If there is one home item that is essential to be fully operational at all times, it’s your toilet. We’ve talked about drain clogs in our previous blog, but that only touches the surface of what we know about bathroom damage. There’s a lot to know about what can go wrong with your toilet and how to avoid many of these issues. Sometimes these problems are simple enough for you to fix yourself, but many of them require a professional. You don’t want to have to replace an entire toilet, so here’s how your toilet works and the problems that could come with it.
Toilet Pieces & Parts
Your toilet is made of two main parts: the bowl and the upper tank, which holds water that is released when you flush. The bowl is not much more than a solid drain fixture with no moving parts within it. Only in rare instances does the bowl ever need some kind of repair.
On the other hand, the tank is where the two vital valves are located and the handle that creates the flush action. Also, know that some modern toilets will differ from older ones in terms of the flushing design and parts.
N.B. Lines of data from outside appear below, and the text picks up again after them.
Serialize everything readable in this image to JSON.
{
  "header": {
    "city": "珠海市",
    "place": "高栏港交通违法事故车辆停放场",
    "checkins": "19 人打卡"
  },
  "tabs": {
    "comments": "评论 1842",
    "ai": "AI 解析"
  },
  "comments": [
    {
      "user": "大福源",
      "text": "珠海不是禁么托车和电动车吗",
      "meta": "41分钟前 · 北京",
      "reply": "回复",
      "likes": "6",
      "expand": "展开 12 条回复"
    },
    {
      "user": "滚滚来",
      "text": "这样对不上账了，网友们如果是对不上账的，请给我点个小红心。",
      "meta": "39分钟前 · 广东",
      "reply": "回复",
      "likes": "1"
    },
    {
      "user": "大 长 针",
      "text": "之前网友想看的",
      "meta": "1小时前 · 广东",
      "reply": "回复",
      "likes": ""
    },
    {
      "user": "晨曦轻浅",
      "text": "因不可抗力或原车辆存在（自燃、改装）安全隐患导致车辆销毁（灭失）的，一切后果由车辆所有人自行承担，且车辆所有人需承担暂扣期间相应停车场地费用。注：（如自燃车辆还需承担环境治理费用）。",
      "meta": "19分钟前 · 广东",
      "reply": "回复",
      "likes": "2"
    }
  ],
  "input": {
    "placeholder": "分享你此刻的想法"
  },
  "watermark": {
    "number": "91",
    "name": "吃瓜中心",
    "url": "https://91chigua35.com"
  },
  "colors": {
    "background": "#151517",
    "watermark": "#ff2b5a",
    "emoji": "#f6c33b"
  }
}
Knowing the make, model, and manufacturer of it will save everyone a lot of time and effort when fixing it. You can usually find the manufacturer’s name on the underside of the tank cover.
Toilet Tank Essentials
The tank of the toilet will hold water until it is flushed down. The water in the tank will rush through an opening in the bottom and into the bowl, which then forces waste out of the toilet and into the drain and sewer lines. All in all, two main components within the tank make this action occur: the flush valve and the fill valve (sometimes known as the ballcock).
The toilet valve has a mechanism that fills the tank with water. It’s known as the “ballcock” or “refill valve.” The fill valve is most often located on the left side of the tank if you’re looking down with the lid off. The fill valves will come in different variations, including:
- Plunger-type ballcock: the oldest type most often made of brass
- Diaphragm-type ballcock: A common type where older models may be made of brass, but modern types are made of plastic.
- Float cup fill valve: a modern design made of plastic
- Floatless fill valve: a modern but not so common type that is not allowed by some codes
Whichever design your toilet may have, the fill valve will automatically open the water supply valve when the water levels deplete in the tank during flushing. It will then shut off automatically when the water level rises back up to a specific level. Depending on the design your toilet has, the valve will be operated by a floating ball or float cup that moves with the water level.
Common Toilet Problems
Some of the most common toilet issues we see come from just wear and tear or just heavy usage over years and years. Some of the common parts that need attention can include:
- Replacing a ballcock
- Repairing the flush valve
- Fixing a running toilet
- Fixing a loose flush handle
- Leaks at the toilet base
Genevie Plumbing Can Fix Your Toilet
Understanding the parts of your toilet is one thing, but repairing it is another matter altogether. Stay tuned for our next blog, where we will go over common repairs and DIY quick fixes to keep your toilet running until a professional plumber can arrive. If you have any toilet or plumbing problems, give Genevie Plumbing a call so we can send someone over right away.